  1. Very thought-provoking post.

    It is easy to imagine brutalist football grounds rather like the design of Thamesmead, as utilised in Kubrick's "A Clockwork Orange". They might have given more excuse to the Thatcherite and petit-bourgeois critics, once public opinion decisively began to turn against modernist architecture. When would you say that was? The collapse of Ronan Point as early as 1968? Or later? The Byker Wall was constructed in the late 1970s, but with an extensive amount of public consultation compared with most earlier modernist housing projects. There is clearly unease by the time of "King of the Castle" (1977) and this:

    Residents of Park Hill and the Hulme Crescents have spoken up for them, in many documentaries on the subjects. Well worth reading on this subject is Owen Hatherley's 'So Much to Answer For: Post Punk Urbanism in Manchester' in the current "Loops" issue.

    I visited Sheffield and Hillsborough (for a Roy Keane era Sunderland away game) in 2006/7. Both Park Hill and Hillsborough itself seemed contrasting visions of the future abandoned. Hillsborough was a fine ground; very redolent of the Macmillan era, I agree.

  2. Not football, but rugby grounds, the National Stadium and Cardiff RFC ground in Cardiff Arms Park fall smack in that period: 1969-70. They should be of help, and one of them's still there (though the main club moved out last year). I've only got the vaguest memory of the National Stadium (as no-one ever called it) before it became the Millennium Stadium, but uncompromising brutalism is about right.

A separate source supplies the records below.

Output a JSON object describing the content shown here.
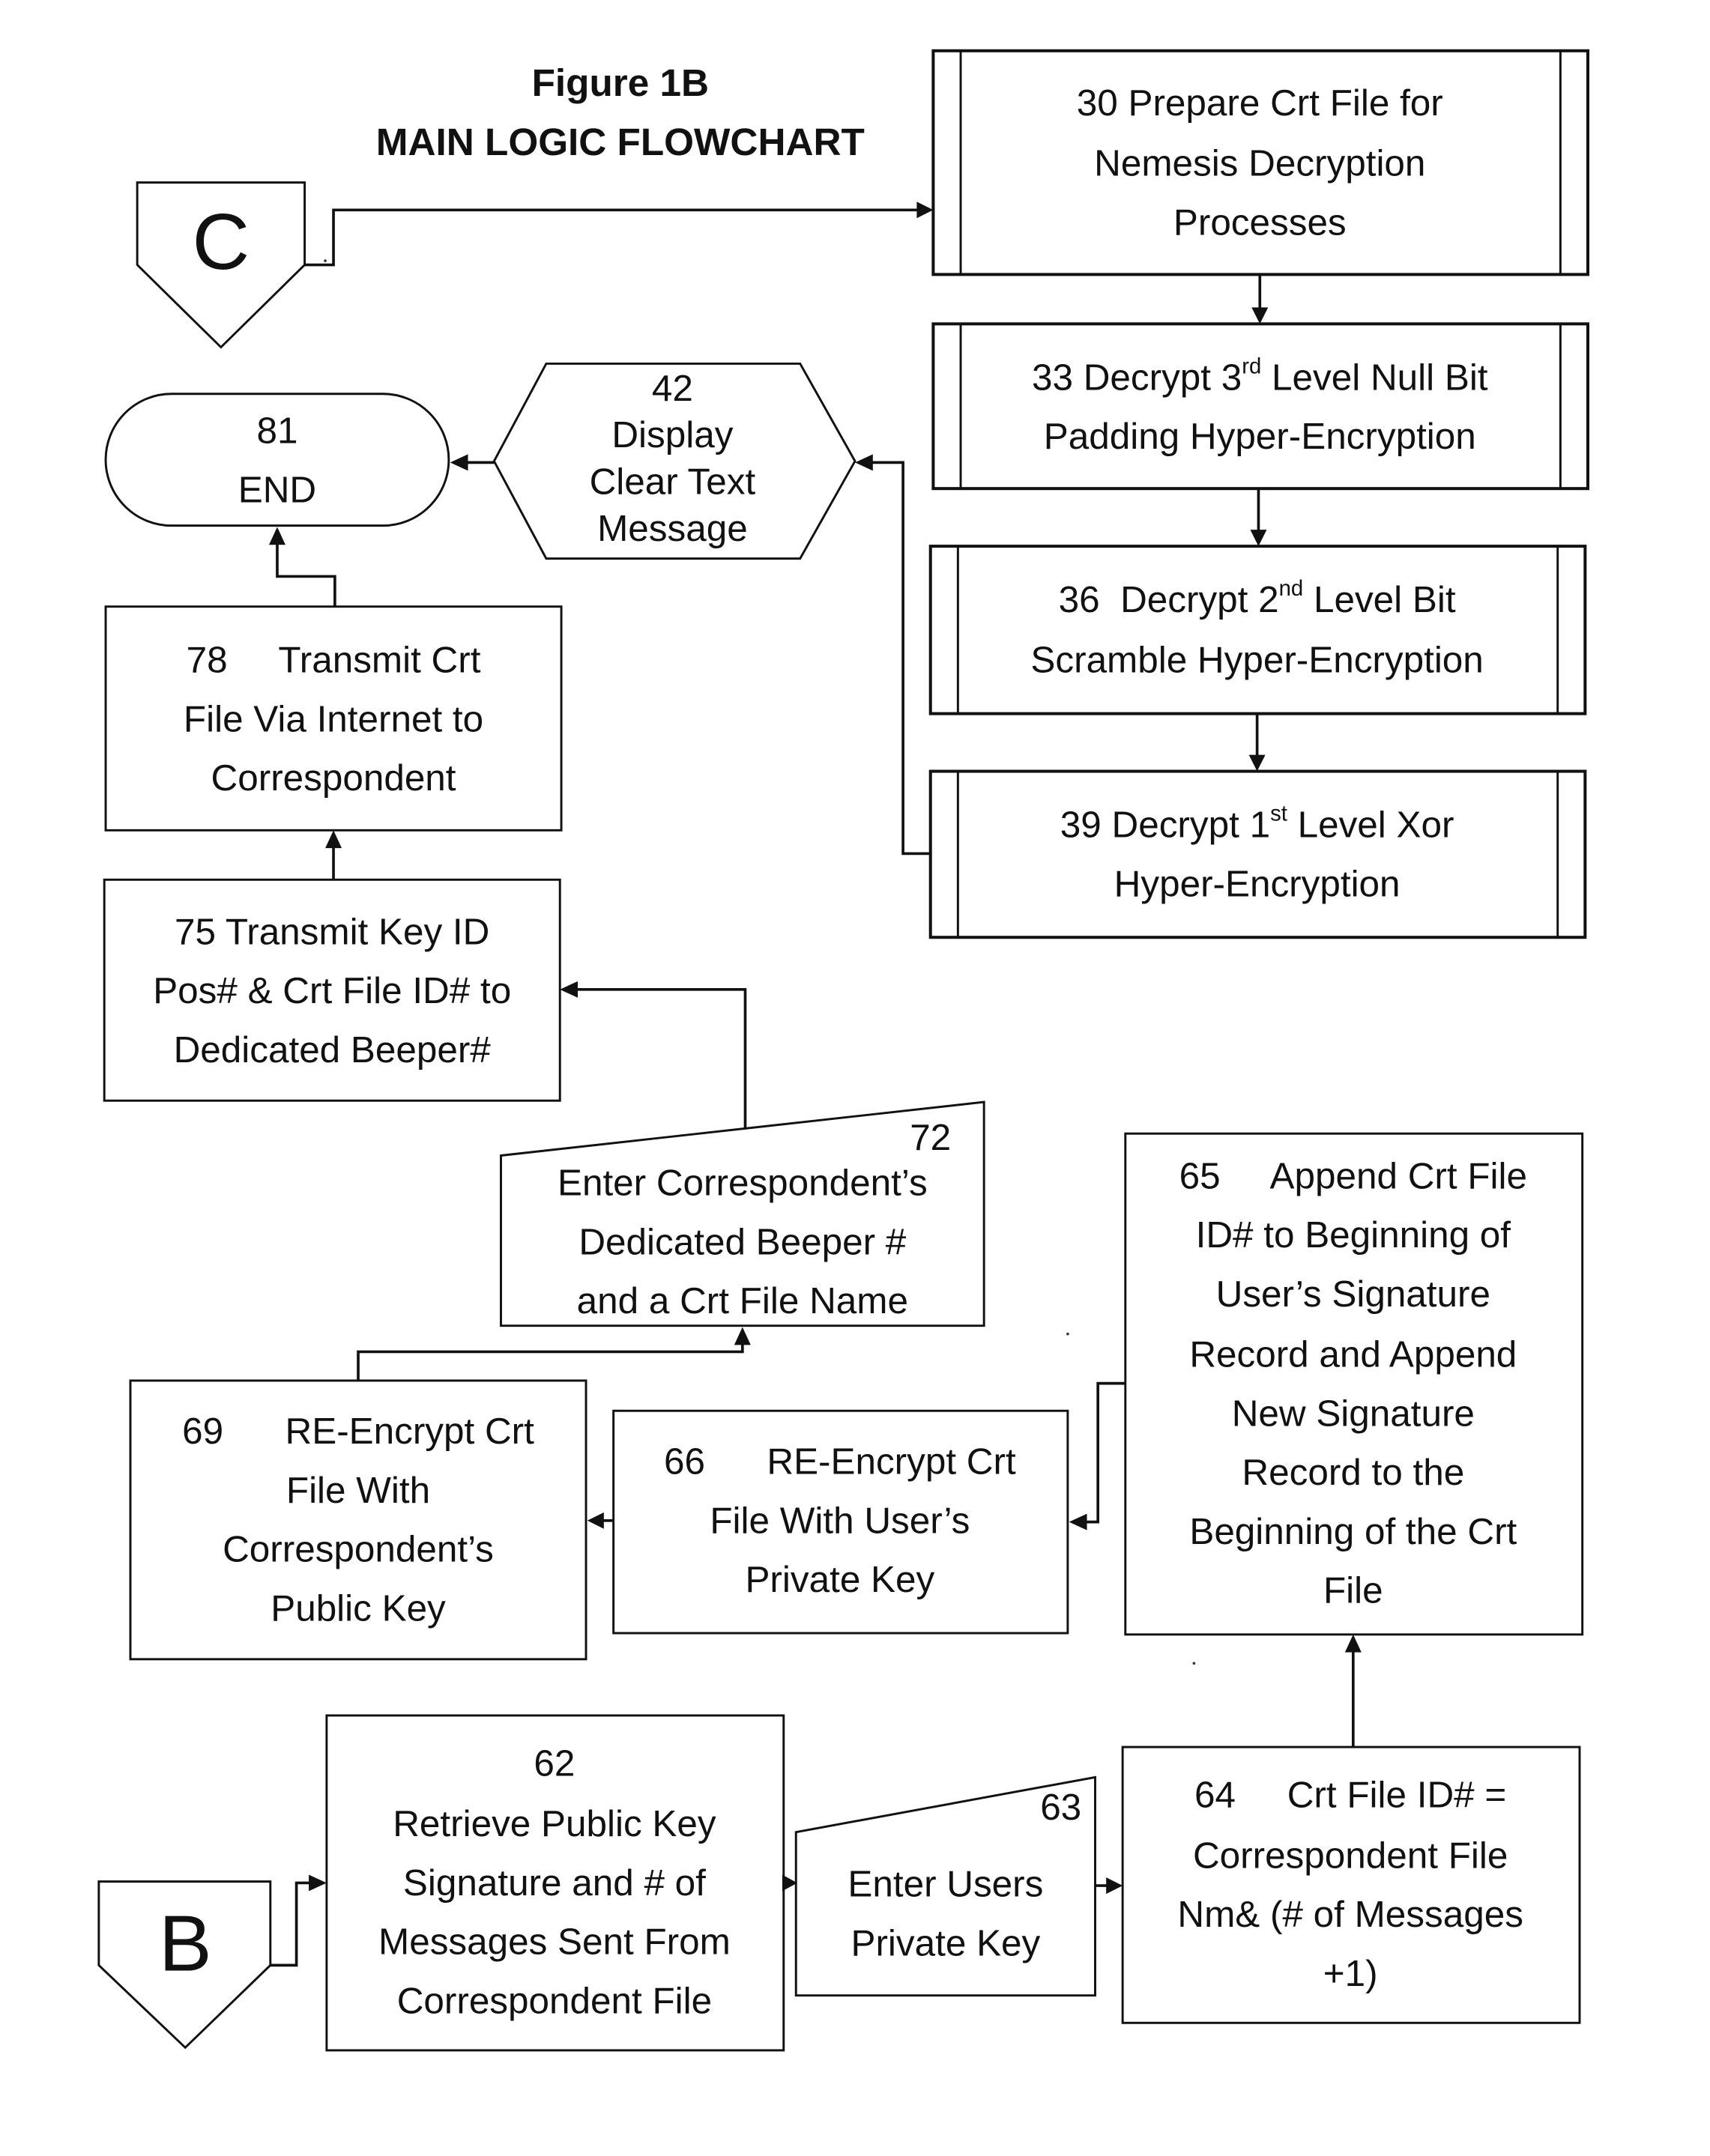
{
  "figure": {
    "title": "Figure 1B",
    "subtitle": "MAIN LOGIC FLOWCHART"
  },
  "connectors": {
    "c": {
      "label": "C"
    },
    "b": {
      "label": "B"
    }
  },
  "nodes": {
    "n30": {
      "id": "30",
      "type": "predefined-process",
      "lines": [
        "30 Prepare Crt File for",
        "Nemesis Decryption",
        "Processes"
      ]
    },
    "n33": {
      "id": "33",
      "type": "predefined-process",
      "line1_pre": "33 Decrypt 3",
      "line1_sup": "rd",
      "line1_post": " Level Null Bit",
      "line2": "Padding Hyper-Encryption"
    },
    "n36": {
      "id": "36",
      "type": "predefined-process",
      "line1_pre": "36  Decrypt 2",
      "line1_sup": "nd",
      "line1_post": " Level Bit",
      "line2": "Scramble Hyper-Encryption"
    },
    "n39": {
      "id": "39",
      "type": "predefined-process",
      "line1_pre": "39 Decrypt 1",
      "line1_sup": "st",
      "line1_post": " Level Xor",
      "line2": "Hyper-Encryption"
    },
    "n42": {
      "id": "42",
      "type": "display",
      "lines": [
        "42",
        "Display",
        "Clear Text",
        "Message"
      ]
    },
    "n81": {
      "id": "81",
      "type": "terminal",
      "lines": [
        "81",
        "END"
      ]
    },
    "n78": {
      "id": "78",
      "type": "process",
      "lines": [
        "78     Transmit Crt",
        "File Via Internet to",
        "Correspondent"
      ]
    },
    "n75": {
      "id": "75",
      "type": "process",
      "lines": [
        "75 Transmit Key ID",
        "Pos# & Crt File ID# to",
        "Dedicated Beeper#"
      ]
    },
    "n72": {
      "id": "72",
      "type": "manual-input",
      "number": "72",
      "lines": [
        "Enter Correspondent’s",
        "Dedicated Beeper #",
        "and a Crt File Name"
      ]
    },
    "n65": {
      "id": "65",
      "type": "process",
      "lines": [
        "65     Append Crt File",
        "ID# to Beginning of",
        "User’s Signature",
        "Record and Append",
        "New Signature",
        "Record to the",
        "Beginning of the Crt",
        "File"
      ]
    },
    "n69": {
      "id": "69",
      "type": "process",
      "lines": [
        "69      RE-Encrypt Crt",
        "File With",
        "Correspondent’s",
        "Public Key"
      ]
    },
    "n66": {
      "id": "66",
      "type": "process",
      "lines": [
        "66      RE-Encrypt Crt",
        "File With User’s",
        "Private Key"
      ]
    },
    "n62": {
      "id": "62",
      "type": "process",
      "lines": [
        "62",
        "Retrieve Public Key",
        "Signature and # of",
        "Messages Sent From",
        "Correspondent File"
      ]
    },
    "n63": {
      "id": "63",
      "type": "manual-input",
      "number": "63",
      "lines": [
        "Enter Users",
        "Private Key"
      ]
    },
    "n64": {
      "id": "64",
      "type": "process",
      "lines": [
        "64     Crt File ID# =",
        "Correspondent File",
        "Nm& (# of Messages",
        "+1)"
      ]
    }
  },
  "edges": [
    {
      "from": "C",
      "to": "30"
    },
    {
      "from": "30",
      "to": "33"
    },
    {
      "from": "33",
      "to": "36"
    },
    {
      "from": "36",
      "to": "39"
    },
    {
      "from": "39",
      "to": "42"
    },
    {
      "from": "42",
      "to": "81"
    },
    {
      "from": "B",
      "to": "62"
    },
    {
      "from": "62",
      "to": "63"
    },
    {
      "from": "63",
      "to": "64"
    },
    {
      "from": "64",
      "to": "65"
    },
    {
      "from": "65",
      "to": "66"
    },
    {
      "from": "66",
      "to": "69"
    },
    {
      "from": "69",
      "to": "72"
    },
    {
      "from": "72",
      "to": "75"
    },
    {
      "from": "75",
      "to": "78"
    },
    {
      "from": "78",
      "to": "81"
    }
  ]
}
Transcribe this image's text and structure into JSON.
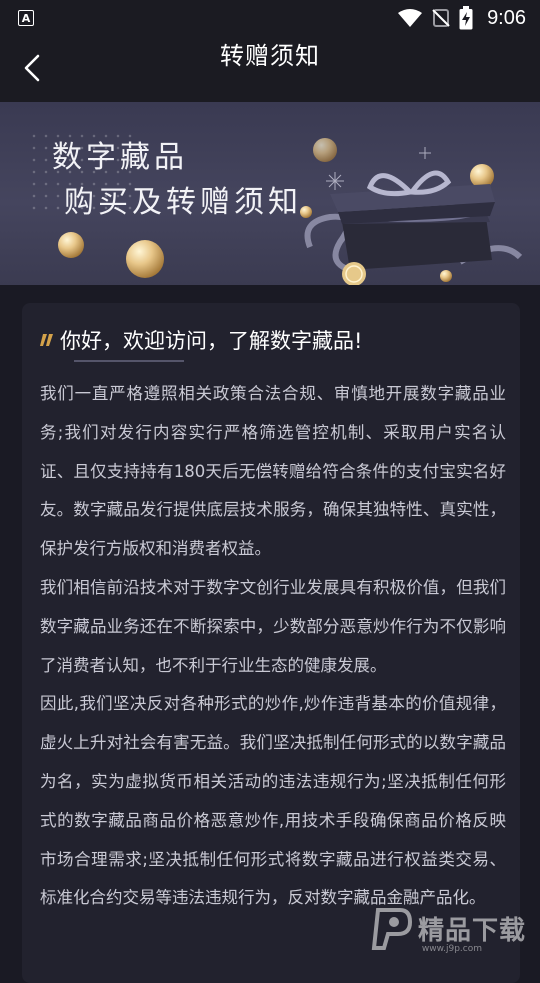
{
  "status_bar": {
    "app_badge": "A",
    "time": "9:06"
  },
  "header": {
    "title": "转赠须知"
  },
  "banner": {
    "line1": "数字藏品",
    "line2": "购买及转赠须知"
  },
  "card": {
    "heading": "你好，欢迎访问，了解数字藏品!",
    "paragraphs": [
      "我们一直严格遵照相关政策合法合规、审慎地开展数字藏品业务;我们对发行内容实行严格筛选管控机制、采取用户实名认证、且仅支持持有180天后无偿转赠给符合条件的支付宝实名好友。数字藏品发行提供底层技术服务，确保其独特性、真实性，保护发行方版权和消费者权益。",
      "我们相信前沿技术对于数字文创行业发展具有积极价值，但我们数字藏品业务还在不断探索中，少数部分恶意炒作行为不仅影响了消费者认知，也不利于行业生态的健康发展。",
      "因此,我们坚决反对各种形式的炒作,炒作违背基本的价值规律，虚火上升对社会有害无益。我们坚决抵制任何形式的以数字藏品为名，实为虚拟货币相关活动的违法违规行为;坚决抵制任何形式的数字藏品商品价格恶意炒作,用技术手段确保商品价格反映市场合理需求;坚决抵制任何形式将数字藏品进行权益类交易、标准化合约交易等违法违规行为，反对数字藏品金融产品化。"
    ]
  },
  "watermark": {
    "brand": "精品下载",
    "url": "www.j9p.com"
  },
  "icons": {
    "back": "chevron-left-icon",
    "wifi": "wifi-icon",
    "signal": "no-signal-icon",
    "battery": "battery-charging-icon",
    "quote": "quote-mark-icon"
  },
  "colors": {
    "background": "#1a1a24",
    "card": "#22222e",
    "body_text": "#c9c9d4",
    "accent_gold": "#d4a24a"
  }
}
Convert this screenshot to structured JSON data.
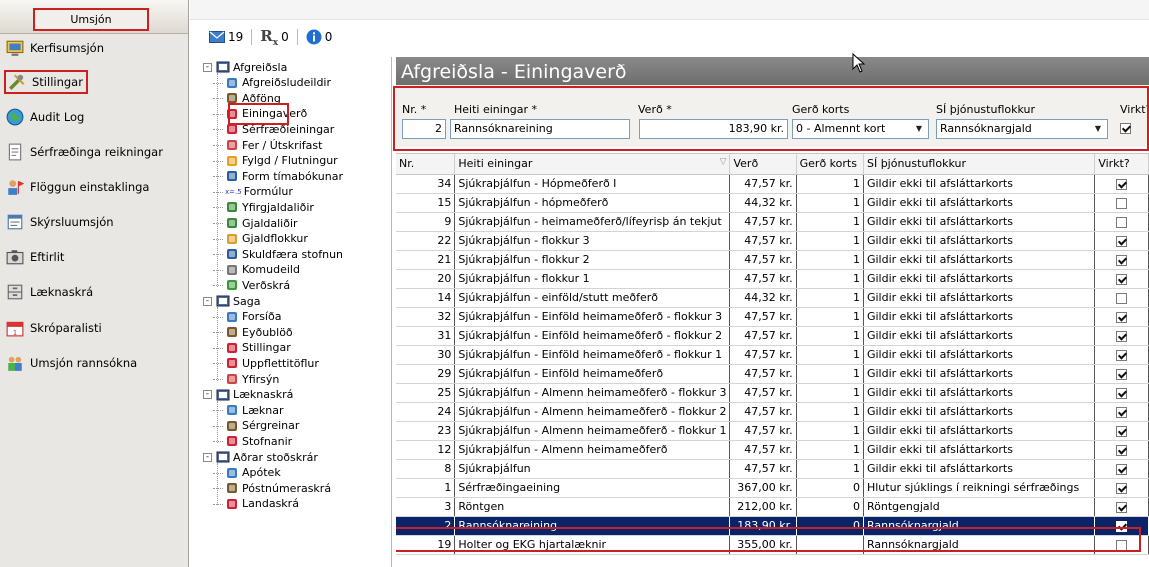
{
  "nav": {
    "title": "Umsjón",
    "items": [
      {
        "label": "Kerfisumsjón",
        "icon": "monitor-icon"
      },
      {
        "label": "Stillingar",
        "icon": "tools-icon"
      },
      {
        "label": "Audit Log",
        "icon": "globe-icon"
      },
      {
        "label": "Sérfræðinga reikningar",
        "icon": "document-icon"
      },
      {
        "label": "Flöggun einstaklinga",
        "icon": "person-flag-icon"
      },
      {
        "label": "Skýrsluumsjón",
        "icon": "report-icon"
      },
      {
        "label": "Eftirlit",
        "icon": "camera-icon"
      },
      {
        "label": "Læknaskrá",
        "icon": "cabinet-icon"
      },
      {
        "label": "Skróparalisti",
        "icon": "calendar-icon"
      },
      {
        "label": "Umsjón rannsókna",
        "icon": "people-icon"
      }
    ]
  },
  "toolbar": {
    "mail_count": "19",
    "rx_label": "R",
    "rx_sub": "x",
    "rx_count": "0",
    "info_count": "0"
  },
  "tree": {
    "groups": [
      {
        "label": "Afgreiðsla",
        "expander": "-",
        "children": [
          "Afgreiðsludeildir",
          "Aðföng",
          "Einingaverð",
          "Sérfræðieiningar",
          "Fer / Útskrifast",
          "Fylgd / Flutningur",
          "Form tímabókunar",
          "Formúlur",
          "Yfirgjaldaliðir",
          "Gjaldaliðir",
          "Gjaldflokkur",
          "Skuldfæra stofnun",
          "Komudeild",
          "Verðskrá"
        ]
      },
      {
        "label": "Saga",
        "expander": "-",
        "children": [
          "Forsíða",
          "Eyðublöð",
          "Stillingar",
          "Uppflettitöflur",
          "Yfirsýn"
        ]
      },
      {
        "label": "Læknaskrá",
        "expander": "-",
        "children": [
          "Læknar",
          "Sérgreinar",
          "Stofnanir"
        ]
      },
      {
        "label": "Aðrar stoðskrár",
        "expander": "-",
        "children": [
          "Apótek",
          "Póstnúmeraskrá",
          "Landaskrá"
        ]
      }
    ],
    "formula_prefix": "x=.5"
  },
  "main": {
    "title": "Afgreiðsla - Einingaverð",
    "form": {
      "labels": {
        "nr": "Nr. *",
        "heiti": "Heiti einingar *",
        "verd": "Verð *",
        "gerd": "Gerð korts",
        "si": "SÍ þjónustuflokkur",
        "virkt": "Virkt?"
      },
      "values": {
        "nr": "2",
        "heiti": "Rannsóknareining",
        "verd": "183,90 kr.",
        "gerd": "0 - Almennt kort",
        "si": "Rannsóknargjald",
        "virkt": true
      }
    },
    "grid": {
      "columns": [
        "Nr.",
        "Heiti einingar",
        "Verð",
        "Gerð korts",
        "SÍ þjónustuflokkur",
        "Virkt?"
      ],
      "sort_indicator": "▽",
      "rows": [
        {
          "nr": "34",
          "heiti": "Sjúkraþjálfun - Hópmeðferð I",
          "verd": "47,57 kr.",
          "gerd": "1",
          "si": "Gildir ekki til afsláttarkorts",
          "virkt": true
        },
        {
          "nr": "15",
          "heiti": "Sjúkraþjálfun - hópmeðferð",
          "verd": "44,32 kr.",
          "gerd": "1",
          "si": "Gildir ekki til afsláttarkorts",
          "virkt": false
        },
        {
          "nr": "9",
          "heiti": "Sjúkraþjálfun - heimameðferð/lífeyrisþ án tekjut",
          "verd": "47,57 kr.",
          "gerd": "1",
          "si": "Gildir ekki til afsláttarkorts",
          "virkt": false
        },
        {
          "nr": "22",
          "heiti": "Sjúkraþjálfun - flokkur 3",
          "verd": "47,57 kr.",
          "gerd": "1",
          "si": "Gildir ekki til afsláttarkorts",
          "virkt": true
        },
        {
          "nr": "21",
          "heiti": "Sjúkraþjálfun - flokkur 2",
          "verd": "47,57 kr.",
          "gerd": "1",
          "si": "Gildir ekki til afsláttarkorts",
          "virkt": true
        },
        {
          "nr": "20",
          "heiti": "Sjúkraþjálfun - flokkur 1",
          "verd": "47,57 kr.",
          "gerd": "1",
          "si": "Gildir ekki til afsláttarkorts",
          "virkt": true
        },
        {
          "nr": "14",
          "heiti": "Sjúkraþjálfun - einföld/stutt meðferð",
          "verd": "44,32 kr.",
          "gerd": "1",
          "si": "Gildir ekki til afsláttarkorts",
          "virkt": false
        },
        {
          "nr": "32",
          "heiti": "Sjúkraþjálfun - Einföld heimameðferð - flokkur 3",
          "verd": "47,57 kr.",
          "gerd": "1",
          "si": "Gildir ekki til afsláttarkorts",
          "virkt": true
        },
        {
          "nr": "31",
          "heiti": "Sjúkraþjálfun - Einföld heimameðferð - flokkur 2",
          "verd": "47,57 kr.",
          "gerd": "1",
          "si": "Gildir ekki til afsláttarkorts",
          "virkt": true
        },
        {
          "nr": "30",
          "heiti": "Sjúkraþjálfun - Einföld heimameðferð - flokkur 1",
          "verd": "47,57 kr.",
          "gerd": "1",
          "si": "Gildir ekki til afsláttarkorts",
          "virkt": true
        },
        {
          "nr": "29",
          "heiti": "Sjúkraþjálfun - Einföld heimameðferð",
          "verd": "47,57 kr.",
          "gerd": "1",
          "si": "Gildir ekki til afsláttarkorts",
          "virkt": true
        },
        {
          "nr": "25",
          "heiti": "Sjúkraþjálfun - Almenn heimameðferð - flokkur 3",
          "verd": "47,57 kr.",
          "gerd": "1",
          "si": "Gildir ekki til afsláttarkorts",
          "virkt": true
        },
        {
          "nr": "24",
          "heiti": "Sjúkraþjálfun - Almenn heimameðferð - flokkur 2",
          "verd": "47,57 kr.",
          "gerd": "1",
          "si": "Gildir ekki til afsláttarkorts",
          "virkt": true
        },
        {
          "nr": "23",
          "heiti": "Sjúkraþjálfun - Almenn heimameðferð - flokkur 1",
          "verd": "47,57 kr.",
          "gerd": "1",
          "si": "Gildir ekki til afsláttarkorts",
          "virkt": true
        },
        {
          "nr": "12",
          "heiti": "Sjúkraþjálfun - Almenn heimameðferð",
          "verd": "47,57 kr.",
          "gerd": "1",
          "si": "Gildir ekki til afsláttarkorts",
          "virkt": true
        },
        {
          "nr": "8",
          "heiti": "Sjúkraþjálfun",
          "verd": "47,57 kr.",
          "gerd": "1",
          "si": "Gildir ekki til afsláttarkorts",
          "virkt": true
        },
        {
          "nr": "1",
          "heiti": "Sérfræðingaeining",
          "verd": "367,00 kr.",
          "gerd": "0",
          "si": "Hlutur sjúklings í reikningi sérfræðings",
          "virkt": true
        },
        {
          "nr": "3",
          "heiti": "Röntgen",
          "verd": "212,00 kr.",
          "gerd": "0",
          "si": "Röntgengjald",
          "virkt": true
        },
        {
          "nr": "2",
          "heiti": "Rannsóknareining",
          "verd": "183,90 kr.",
          "gerd": "0",
          "si": "Rannsóknargjald",
          "virkt": true,
          "selected": true
        },
        {
          "nr": "19",
          "heiti": "Holter og EKG hjartalæknir",
          "verd": "355,00 kr.",
          "gerd": "",
          "si": "Rannsóknargjald",
          "virkt": false
        }
      ]
    }
  },
  "colors": {
    "highlight_red": "#cc2020",
    "selected_row": "#0a246a",
    "header_gray": "#7a7a7a",
    "nav_bg": "#e9e7e3"
  }
}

    Thanks for the brilliant blog, which I found out about from the footnote in Militant Modernism.